* **WORK INSTRUCTIONS**: In this exercise, return each entry exactly as given.

[App and web page records]
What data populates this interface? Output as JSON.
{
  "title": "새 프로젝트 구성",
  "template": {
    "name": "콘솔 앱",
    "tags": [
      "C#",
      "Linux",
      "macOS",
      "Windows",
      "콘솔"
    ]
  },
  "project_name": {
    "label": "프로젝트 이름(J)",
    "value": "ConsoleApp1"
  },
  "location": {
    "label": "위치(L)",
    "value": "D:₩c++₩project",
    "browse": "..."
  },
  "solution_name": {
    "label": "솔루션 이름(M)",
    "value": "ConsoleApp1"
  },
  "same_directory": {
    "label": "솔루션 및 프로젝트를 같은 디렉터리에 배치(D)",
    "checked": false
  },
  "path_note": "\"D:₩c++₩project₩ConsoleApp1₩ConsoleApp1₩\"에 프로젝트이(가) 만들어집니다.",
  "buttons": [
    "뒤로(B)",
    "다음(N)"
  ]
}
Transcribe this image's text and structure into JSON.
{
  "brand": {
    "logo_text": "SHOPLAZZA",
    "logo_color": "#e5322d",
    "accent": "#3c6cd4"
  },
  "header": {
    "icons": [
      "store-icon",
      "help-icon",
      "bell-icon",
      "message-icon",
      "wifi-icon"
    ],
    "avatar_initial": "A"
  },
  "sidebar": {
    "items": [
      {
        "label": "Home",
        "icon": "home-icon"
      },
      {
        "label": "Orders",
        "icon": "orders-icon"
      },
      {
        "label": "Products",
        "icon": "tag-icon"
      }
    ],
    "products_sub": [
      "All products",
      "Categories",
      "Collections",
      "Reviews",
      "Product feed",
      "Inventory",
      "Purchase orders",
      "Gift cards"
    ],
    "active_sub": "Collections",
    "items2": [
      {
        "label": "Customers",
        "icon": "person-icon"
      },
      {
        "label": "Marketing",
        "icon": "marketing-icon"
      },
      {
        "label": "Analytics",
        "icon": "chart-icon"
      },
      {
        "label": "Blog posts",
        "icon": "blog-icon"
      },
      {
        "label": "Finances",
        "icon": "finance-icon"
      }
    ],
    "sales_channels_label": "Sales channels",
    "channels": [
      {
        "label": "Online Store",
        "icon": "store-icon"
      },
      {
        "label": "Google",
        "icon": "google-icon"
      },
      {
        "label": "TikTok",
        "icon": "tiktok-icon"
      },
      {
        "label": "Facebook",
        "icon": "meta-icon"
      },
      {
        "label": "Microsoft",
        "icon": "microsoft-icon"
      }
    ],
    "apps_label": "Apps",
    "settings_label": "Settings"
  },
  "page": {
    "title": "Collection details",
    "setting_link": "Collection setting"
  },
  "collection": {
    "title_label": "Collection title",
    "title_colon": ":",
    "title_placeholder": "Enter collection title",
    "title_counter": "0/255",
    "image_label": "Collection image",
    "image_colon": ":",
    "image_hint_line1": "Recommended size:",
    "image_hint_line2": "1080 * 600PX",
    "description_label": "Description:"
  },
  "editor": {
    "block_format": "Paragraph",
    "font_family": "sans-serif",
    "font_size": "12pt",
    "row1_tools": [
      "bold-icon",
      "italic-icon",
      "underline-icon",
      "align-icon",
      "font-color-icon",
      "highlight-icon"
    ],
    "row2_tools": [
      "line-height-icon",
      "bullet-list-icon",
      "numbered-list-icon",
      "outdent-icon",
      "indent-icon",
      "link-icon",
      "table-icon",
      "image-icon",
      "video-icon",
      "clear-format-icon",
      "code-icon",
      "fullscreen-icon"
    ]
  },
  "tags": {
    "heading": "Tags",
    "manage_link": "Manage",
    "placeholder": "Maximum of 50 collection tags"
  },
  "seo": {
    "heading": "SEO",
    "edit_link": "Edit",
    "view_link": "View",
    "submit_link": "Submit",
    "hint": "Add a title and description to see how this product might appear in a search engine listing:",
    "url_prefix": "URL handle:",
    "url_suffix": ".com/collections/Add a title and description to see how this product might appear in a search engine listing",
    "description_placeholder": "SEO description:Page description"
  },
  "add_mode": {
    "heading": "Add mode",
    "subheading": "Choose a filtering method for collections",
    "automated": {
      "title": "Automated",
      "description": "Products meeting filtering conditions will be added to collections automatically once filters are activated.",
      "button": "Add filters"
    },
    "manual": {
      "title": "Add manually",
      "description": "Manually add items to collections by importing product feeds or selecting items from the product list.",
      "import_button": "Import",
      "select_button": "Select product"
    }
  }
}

* **WRITTEN SOLUTION**:
What data populates this interface? Output as JSON.
{
  "title": "새 프로젝트 구성",
  "template": {
    "name": "콘솔 앱",
    "tags": [
      "C#",
      "Linux",
      "macOS",
      "Windows",
      "콘솔"
    ]
  },
  "project_name": {
    "label": "프로젝트 이름(J)",
    "value": "ConsoleApp1"
  },
  "location": {
    "label": "위치(L)",
    "value": "D:₩c++₩project",
    "browse": "..."
  },
  "solution_name": {
    "label": "솔루션 이름(M)",
    "value": "ConsoleApp1"
  },
  "same_directory": {
    "label": "솔루션 및 프로젝트를 같은 디렉터리에 배치(D)",
    "checked": false
  },
  "path_note": "\"D:₩c++₩project₩ConsoleApp1₩ConsoleApp1₩\"에 프로젝트이(가) 만들어집니다.",
  "buttons": [
    "뒤로(B)",
    "다음(N)"
  ]
}
Transcribe this image's text and structure into JSON.
{
  "brand": {
    "logo_text": "SHOPLAZZA",
    "logo_color": "#e5322d",
    "accent": "#3c6cd4"
  },
  "header": {
    "icons": [
      "store-icon",
      "help-icon",
      "bell-icon",
      "message-icon",
      "wifi-icon"
    ],
    "avatar_initial": "A"
  },
  "sidebar": {
    "items": [
      {
        "label": "Home",
        "icon": "home-icon"
      },
      {
        "label": "Orders",
        "icon": "orders-icon"
      },
      {
        "label": "Products",
        "icon": "tag-icon"
      }
    ],
    "products_sub": [
      "All products",
      "Categories",
      "Collections",
      "Reviews",
      "Product feed",
      "Inventory",
      "Purchase orders",
      "Gift cards"
    ],
    "active_sub": "Collections",
    "items2": [
      {
        "label": "Customers",
        "icon": "person-icon"
      },
      {
        "label": "Marketing",
        "icon": "marketing-icon"
      },
      {
        "label": "Analytics",
        "icon": "chart-icon"
      },
      {
        "label": "Blog posts",
        "icon": "blog-icon"
      },
      {
        "label": "Finances",
        "icon": "finance-icon"
      }
    ],
    "sales_channels_label": "Sales channels",
    "channels": [
      {
        "label": "Online Store",
        "icon": "store-icon"
      },
      {
        "label": "Google",
        "icon": "google-icon"
      },
      {
        "label": "TikTok",
        "icon": "tiktok-icon"
      },
      {
        "label": "Facebook",
        "icon": "meta-icon"
      },
      {
        "label": "Microsoft",
        "icon": "microsoft-icon"
      }
    ],
    "apps_label": "Apps",
    "settings_label": "Settings"
  },
  "page": {
    "title": "Collection details",
    "setting_link": "Collection setting"
  },
  "collection": {
    "title_label": "Collection title",
    "title_colon": ":",
    "title_placeholder": "Enter collection title",
    "title_counter": "0/255",
    "image_label": "Collection image",
    "image_colon": ":",
    "image_hint_line1": "Recommended size:",
    "image_hint_line2": "1080 * 600PX",
    "description_label": "Description:"
  },
  "editor": {
    "block_format": "Paragraph",
    "font_family": "sans-serif",
    "font_size": "12pt",
    "row1_tools": [
      "bold-icon",
      "italic-icon",
      "underline-icon",
      "align-icon",
      "font-color-icon",
      "highlight-icon"
    ],
    "row2_tools": [
      "line-height-icon",
      "bullet-list-icon",
      "numbered-list-icon",
      "outdent-icon",
      "indent-icon",
      "link-icon",
      "table-icon",
      "image-icon",
      "video-icon",
      "clear-format-icon",
      "code-icon",
      "fullscreen-icon"
    ]
  },
  "tags": {
    "heading": "Tags",
    "manage_link": "Manage",
    "placeholder": "Maximum of 50 collection tags"
  },
  "seo": {
    "heading": "SEO",
    "edit_link": "Edit",
    "view_link": "View",
    "submit_link": "Submit",
    "hint": "Add a title and description to see how this product might appear in a search engine listing:",
    "url_prefix": "URL handle:",
    "url_suffix": ".com/collections/Add a title and description to see how this product might appear in a search engine listing",
    "description_placeholder": "SEO description:Page description"
  },
  "add_mode": {
    "heading": "Add mode",
    "subheading": "Choose a filtering method for collections",
    "automated": {
      "title": "Automated",
      "description": "Products meeting filtering conditions will be added to collections automatically once filters are activated.",
      "button": "Add filters"
    },
    "manual": {
      "title": "Add manually",
      "description": "Manually add items to collections by importing product feeds or selecting items from the product list.",
      "import_button": "Import",
      "select_button": "Select product"
    }
  }
}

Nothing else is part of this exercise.